Rekha and Kamalaben in the Miraj Passenger train.

One middle-aged woman in a dark orange saree was bent over an older woman in a bright green saree. They both happily looked at each other like they were children sharing a secret. The woman with the green saree noticed my presence and turned her radiant smile towards me.
She had worry lines on her forehead and paper thin skin on her hands. She introduced the orange saree draped women as Rekha and herself as Kamalaben.
In conversation with Kamalaben, I found three things that stood out about her.

1. She had kind eyes and a grandmother-like smile. She looked at me like she wanted to feed me.

2. She made sure everyone within her gaze was asked whether they ate breakfast and if not, she offered them a portion of her channa.

3. She had dried toothpaste on the side of her mouth and was not aware of it.

I politely handed her a tissue and pointed it out. She shyly smiled, took the tissue from my hand and said,
“It’s been one week since power came to my house.”

Rekha pursed her lips and angrily agreed with her companion.

The reality of Kamalaben’s situation at home is contrary to what was promised to her village. On 28 April of this year, the government announced that every village in India has access to electricity. Although infrastructure such as power grids was provided to electrify the village houses, the grids do not guarantee reliable power every day. Recognising this issue, the government has now committed to providing electricity 24×7 in each and every household by March 2019.

A rural woman cleaning power grids. Credit: SheThePeople

She lives in one among the 17% of villages in India that has no access to reliable energy. To live without a week of electricity for the urban populace in any metropolitan city would surely cause a twitter storm.
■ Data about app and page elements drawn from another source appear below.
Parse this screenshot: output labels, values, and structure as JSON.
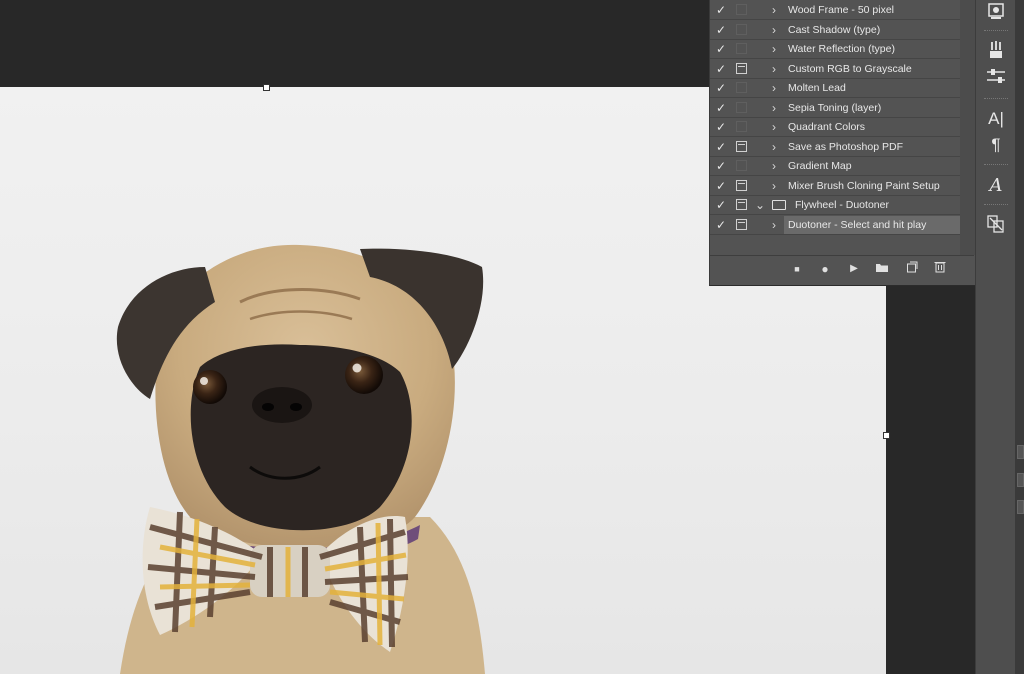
{
  "actions": {
    "items": [
      {
        "label": "Wood Frame - 50 pixel",
        "checked": true,
        "dialog": false,
        "type": "action"
      },
      {
        "label": "Cast Shadow (type)",
        "checked": true,
        "dialog": false,
        "type": "action"
      },
      {
        "label": "Water Reflection (type)",
        "checked": true,
        "dialog": false,
        "type": "action"
      },
      {
        "label": "Custom RGB to Grayscale",
        "checked": true,
        "dialog": true,
        "type": "action"
      },
      {
        "label": "Molten Lead",
        "checked": true,
        "dialog": false,
        "type": "action"
      },
      {
        "label": "Sepia Toning (layer)",
        "checked": true,
        "dialog": false,
        "type": "action"
      },
      {
        "label": "Quadrant Colors",
        "checked": true,
        "dialog": false,
        "type": "action"
      },
      {
        "label": "Save as Photoshop PDF",
        "checked": true,
        "dialog": true,
        "type": "action"
      },
      {
        "label": "Gradient Map",
        "checked": true,
        "dialog": false,
        "type": "action"
      },
      {
        "label": "Mixer Brush Cloning Paint Setup",
        "checked": true,
        "dialog": true,
        "type": "action"
      },
      {
        "label": "Flywheel - Duotoner",
        "checked": true,
        "dialog": true,
        "type": "set"
      },
      {
        "label": "Duotoner - Select and hit play",
        "checked": true,
        "dialog": true,
        "type": "action",
        "selected": true
      }
    ],
    "footer_buttons": [
      "stop-icon",
      "record-icon",
      "play-icon",
      "new-set-icon",
      "new-action-icon",
      "trash-icon"
    ]
  },
  "glyphs": {
    "check": "✓",
    "chevron_right": "›",
    "chevron_down": "⌄",
    "stop": "■",
    "record": "●",
    "play": "▶",
    "trash": "🗑"
  },
  "right_strip": {
    "icons": [
      "libraries-icon",
      "brush-presets-icon",
      "adjustments-icon",
      "character-icon",
      "paragraph-icon",
      "glyphs-icon",
      "paths-icon"
    ]
  },
  "colors": {
    "panel_bg": "#535353",
    "workspace_bg": "#282828",
    "selection": "#6a6a6a"
  }
}
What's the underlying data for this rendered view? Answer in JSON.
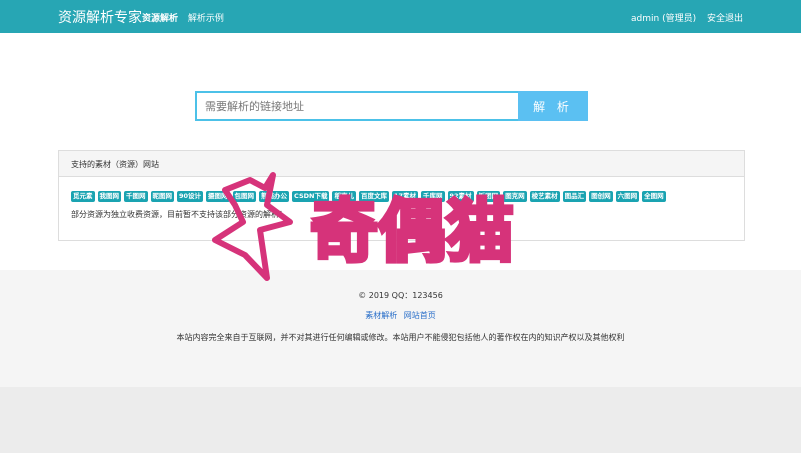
{
  "nav": {
    "brand": "资源解析专家",
    "links": [
      "资源解析",
      "解析示例"
    ],
    "user": "admin (管理员)",
    "logout": "安全退出"
  },
  "search": {
    "placeholder": "需要解析的链接地址",
    "button": "解 析"
  },
  "panel": {
    "title": "支持的素材（资源）网站",
    "tags": [
      "觅元素",
      "我图网",
      "千图网",
      "昵图网",
      "90设计",
      "摄图网",
      "包图网",
      "熊猫办公",
      "CSDN下载",
      "稻壳儿",
      "百度文库",
      "17素材",
      "千库网",
      "92素材",
      "饭团网",
      "图克网",
      "梭艺素材",
      "图品汇",
      "图创网",
      "六图网",
      "全图网"
    ],
    "notice": "部分资源为独立收费资源，目前暂不支持该部分资源的解析！"
  },
  "footer": {
    "copyright": "© 2019 QQ：123456",
    "links": [
      "素材解析",
      "网站首页"
    ],
    "disclaimer": "本站内容完全来自于互联网，并不对其进行任何编辑或修改。本站用户不能侵犯包括他人的著作权在内的知识产权以及其他权利"
  },
  "watermark": {
    "text": "奇偶猫",
    "color": "#d6337a"
  }
}
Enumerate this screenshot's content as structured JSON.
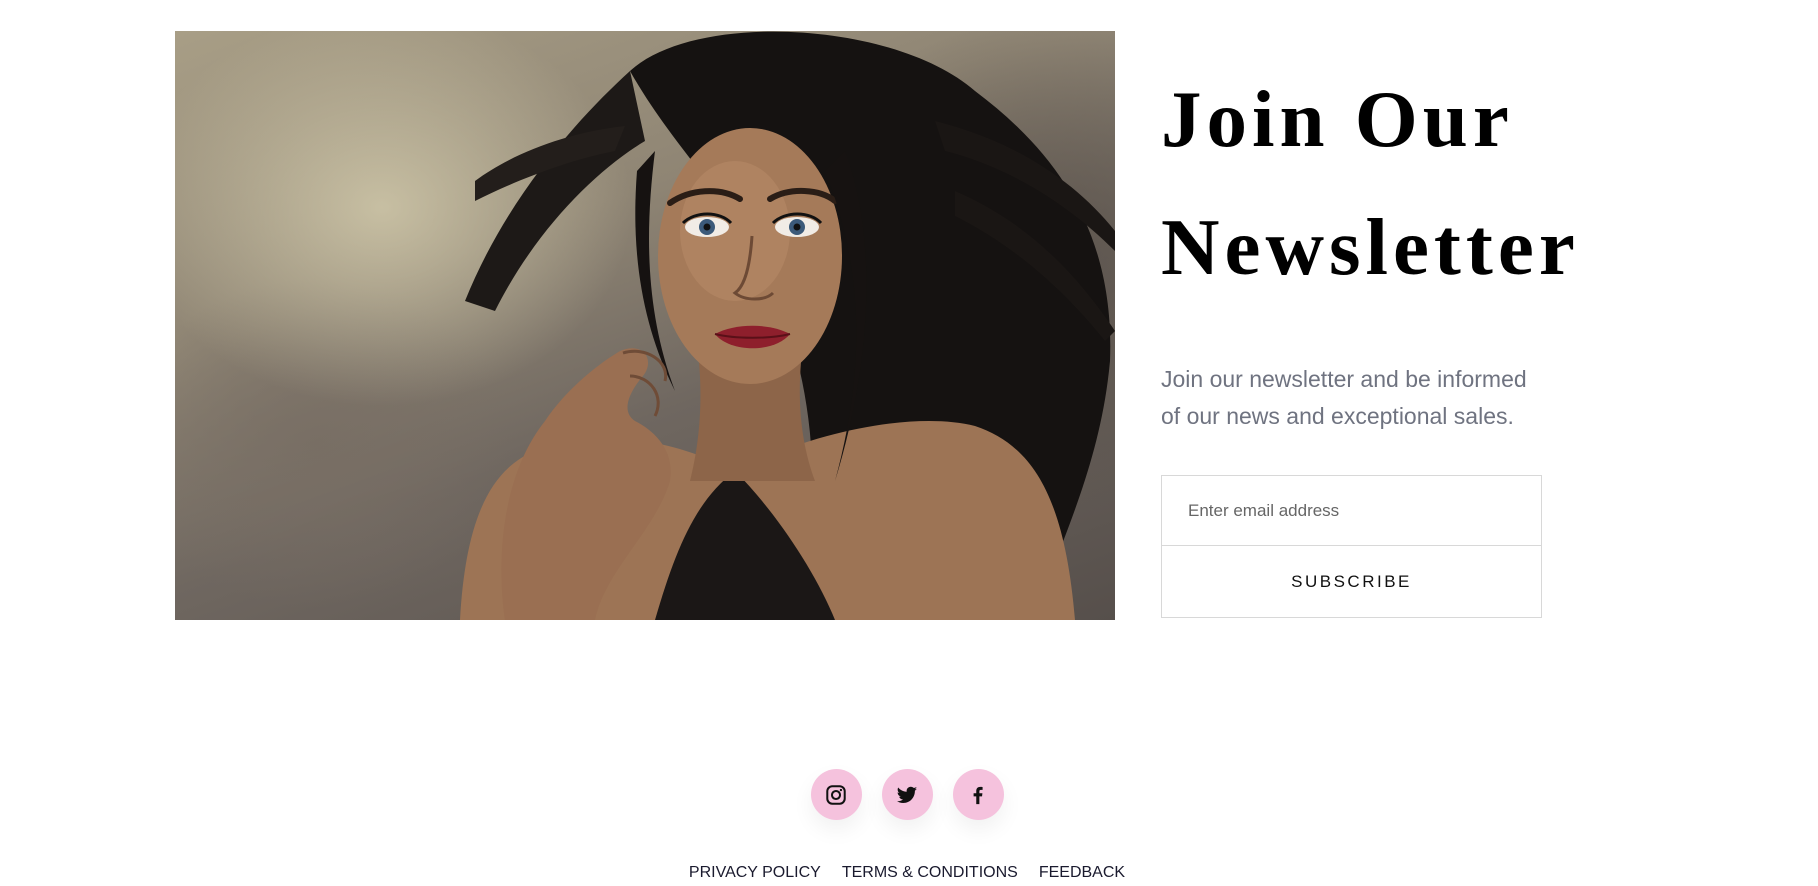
{
  "hero_image": {
    "subject": "portrait-photo"
  },
  "newsletter": {
    "title_line1": "Join Our",
    "title_line2": "Newsletter",
    "description": "Join our newsletter and be informed of our news and exceptional sales.",
    "email_placeholder": "Enter email address",
    "email_value": "",
    "subscribe_label": "SUBSCRIBE"
  },
  "footer": {
    "social": [
      {
        "icon": "instagram-icon"
      },
      {
        "icon": "twitter-icon"
      },
      {
        "icon": "facebook-icon"
      }
    ],
    "links": {
      "privacy": "PRIVACY POLICY",
      "terms": "TERMS & CONDITIONS",
      "feedback": "FEEDBACK"
    }
  },
  "colors": {
    "social_bg": "#f5c2dd",
    "description_text": "#6f7380",
    "border": "#d8d8d8"
  }
}
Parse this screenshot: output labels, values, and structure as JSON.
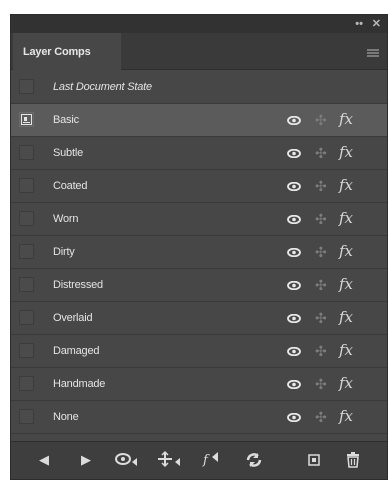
{
  "panel": {
    "tab_label": "Layer Comps",
    "window_controls": {
      "collapse": "••",
      "close": "✕"
    }
  },
  "comps": [
    {
      "label": "Last Document State",
      "selected": false,
      "last_state": true
    },
    {
      "label": "Basic",
      "selected": true,
      "last_state": false
    },
    {
      "label": "Subtle",
      "selected": false,
      "last_state": false
    },
    {
      "label": "Coated",
      "selected": false,
      "last_state": false
    },
    {
      "label": "Worn",
      "selected": false,
      "last_state": false
    },
    {
      "label": "Dirty",
      "selected": false,
      "last_state": false
    },
    {
      "label": "Distressed",
      "selected": false,
      "last_state": false
    },
    {
      "label": "Overlaid",
      "selected": false,
      "last_state": false
    },
    {
      "label": "Damaged",
      "selected": false,
      "last_state": false
    },
    {
      "label": "Handmade",
      "selected": false,
      "last_state": false
    },
    {
      "label": "None",
      "selected": false,
      "last_state": false
    }
  ],
  "footer": {
    "buttons": [
      "previous-comp-icon",
      "next-comp-icon",
      "apply-visibility-icon",
      "apply-position-icon",
      "apply-style-icon",
      "update-comp-icon",
      "new-comp-icon",
      "delete-comp-icon"
    ]
  },
  "colors": {
    "panel_bg": "#474747",
    "selected_row": "#5b5b5b",
    "text": "#e4e4e4"
  }
}
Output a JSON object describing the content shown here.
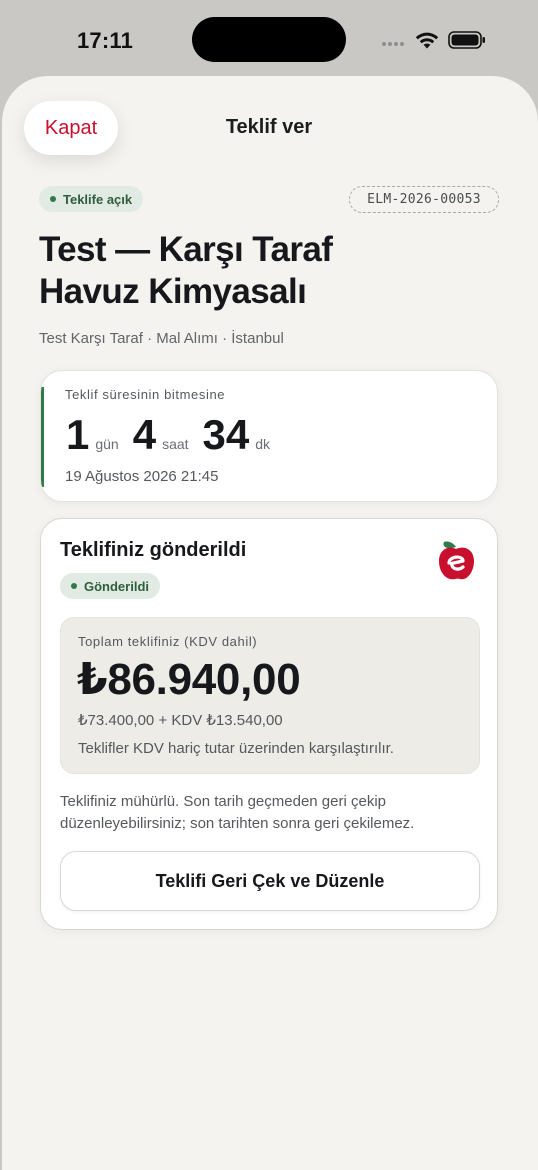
{
  "status_bar": {
    "time": "17:11"
  },
  "header": {
    "close_label": "Kapat",
    "title": "Teklif ver"
  },
  "tender": {
    "status_label": "Teklife açık",
    "reference": "ELM-2026-00053",
    "title_line1": "Test — Karşı Taraf",
    "title_line2": "Havuz Kimyasalı",
    "meta": "Test Karşı Taraf · Mal Alımı · İstanbul"
  },
  "countdown": {
    "label": "Teklif süresinin bitmesine",
    "days": "1",
    "days_unit": "gün",
    "hours": "4",
    "hours_unit": "saat",
    "minutes": "34",
    "minutes_unit": "dk",
    "deadline": "19 Ağustos 2026 21:45"
  },
  "offer": {
    "title": "Teklifiniz gönderildi",
    "status_label": "Gönderildi",
    "total_label": "Toplam teklifiniz (KDV dahil)",
    "total_amount": "₺86.940,00",
    "breakdown": "₺73.400,00 + KDV ₺13.540,00",
    "comparison_note": "Teklifler KDV hariç tutar üzerinden karşılaştırılır.",
    "seal_note": "Teklifiniz mühürlü. Son tarih geçmeden geri çekip düzenleyebilirsiniz; son tarihten sonra geri çekilemez.",
    "withdraw_label": "Teklifi Geri Çek ve Düzenle"
  },
  "colors": {
    "accent_red": "#c8102e",
    "accent_green": "#2f7a4a",
    "sheet_bg": "#f4f3ef",
    "pill_bg": "#e1ebe3"
  },
  "icons": {
    "wifi": "wifi-icon",
    "battery": "battery-icon",
    "signal": "cellular-signal-icon",
    "logo": "apple-e-logo"
  }
}
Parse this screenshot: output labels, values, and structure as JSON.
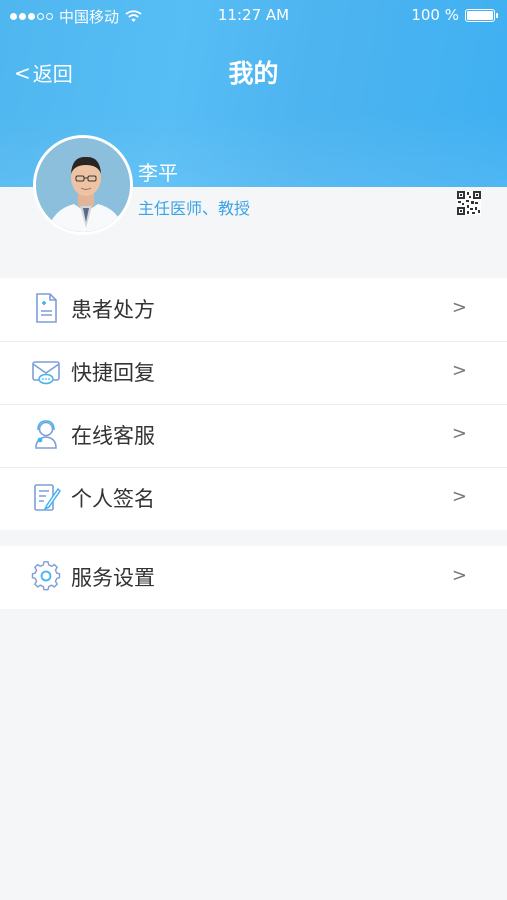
{
  "status_bar": {
    "carrier": "中国移动",
    "time": "11:27 AM",
    "battery": "100 %",
    "signal_bars": 3,
    "signal_total": 5
  },
  "nav": {
    "back_label": "返回",
    "title": "我的"
  },
  "profile": {
    "name": "李平",
    "role": "主任医师、教授"
  },
  "menu_groups": [
    {
      "items": [
        {
          "label": "患者处方",
          "icon": "prescription-icon"
        },
        {
          "label": "快捷回复",
          "icon": "mail-chat-icon"
        },
        {
          "label": "在线客服",
          "icon": "customer-service-icon"
        },
        {
          "label": "个人签名",
          "icon": "signature-icon"
        }
      ]
    },
    {
      "items": [
        {
          "label": "服务设置",
          "icon": "gear-icon"
        }
      ]
    }
  ],
  "colors": {
    "header": "#4fb6ef",
    "accent": "#3aa3e6",
    "background": "#f5f6f8",
    "text": "#333333"
  }
}
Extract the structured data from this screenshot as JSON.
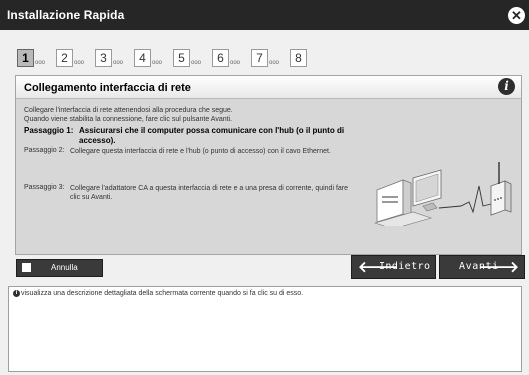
{
  "window": {
    "title": "Installazione Rapida",
    "close_glyph": "✕"
  },
  "steps": [
    {
      "number": "1",
      "dots": "ooo",
      "active": true
    },
    {
      "number": "2",
      "dots": "ooo",
      "active": false
    },
    {
      "number": "3",
      "dots": "ooo",
      "active": false
    },
    {
      "number": "4",
      "dots": "ooo",
      "active": false
    },
    {
      "number": "5",
      "dots": "ooo",
      "active": false
    },
    {
      "number": "6",
      "dots": "ooo",
      "active": false
    },
    {
      "number": "7",
      "dots": "ooo",
      "active": false
    },
    {
      "number": "8",
      "dots": "",
      "active": false
    }
  ],
  "panel": {
    "title": "Collegamento interfaccia di rete",
    "info_glyph": "i",
    "intro_line1": "Collegare l'interfaccia di rete attenendosi alla procedura che segue.",
    "intro_line2": "Quando viene stabilita la connessione, fare clic sul pulsante Avanti.",
    "step1_label": "Passaggio 1:",
    "step1_text": "Assicurarsi che il computer possa comunicare con l'hub (o il punto di accesso).",
    "step2_label": "Passaggio 2:",
    "step2_text": "Collegare questa interfaccia di rete e l'hub (o punto di accesso) con il cavo Ethernet.",
    "step3_label": "Passaggio 3:",
    "step3_text": "Collegare l'adattatore CA a questa interfaccia di rete e a una presa di corrente, quindi fare clic su Avanti."
  },
  "buttons": {
    "cancel": "Annulla",
    "back": "Indietro",
    "next": "Avanti",
    "back_arrow": "🡐",
    "next_arrow": "🡒"
  },
  "help": {
    "icon_glyph": "i",
    "text": "visualizza una descrizione dettagliata della schermata corrente quando si fa clic su di esso."
  },
  "colors": {
    "titlebar": "#262626",
    "panel": "#d7d7d7",
    "button": "#3a3a3a"
  }
}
Kamalaben with one of the oldest versions of the Nokia phone and no access to social media expresses her distress to the passengers on Miraj Express. Instead of likes and shares, she gets empathetic nods and sighs. My privilege rose up like bile in my throat.

Kamalaben scrubbed the toothpaste from the side of her mouth. It seemed to be stuck on like glue. She looked up asked me, “Which gaav (village) are you from?”

“I’m actually from Bangalore.”, I said.

“Oh. You must have no problems there”, she wondered.

“We do have power-cuts but not all the time. Some days it goes off for an hour or two, sometimes it doesn’t”, I sheepishly replied.

She looked at Rekha with her mouth slightly ajar. They both turned to me.
I remember seeing a spec of sadness in their eyes, but it was gone long before I could make sense of it.

Kamalaben’s wide smile wrinkled her tired eyes. There was a glimmer of hope seen in them.
She said to herself, “Her house must be covered with solar panels!”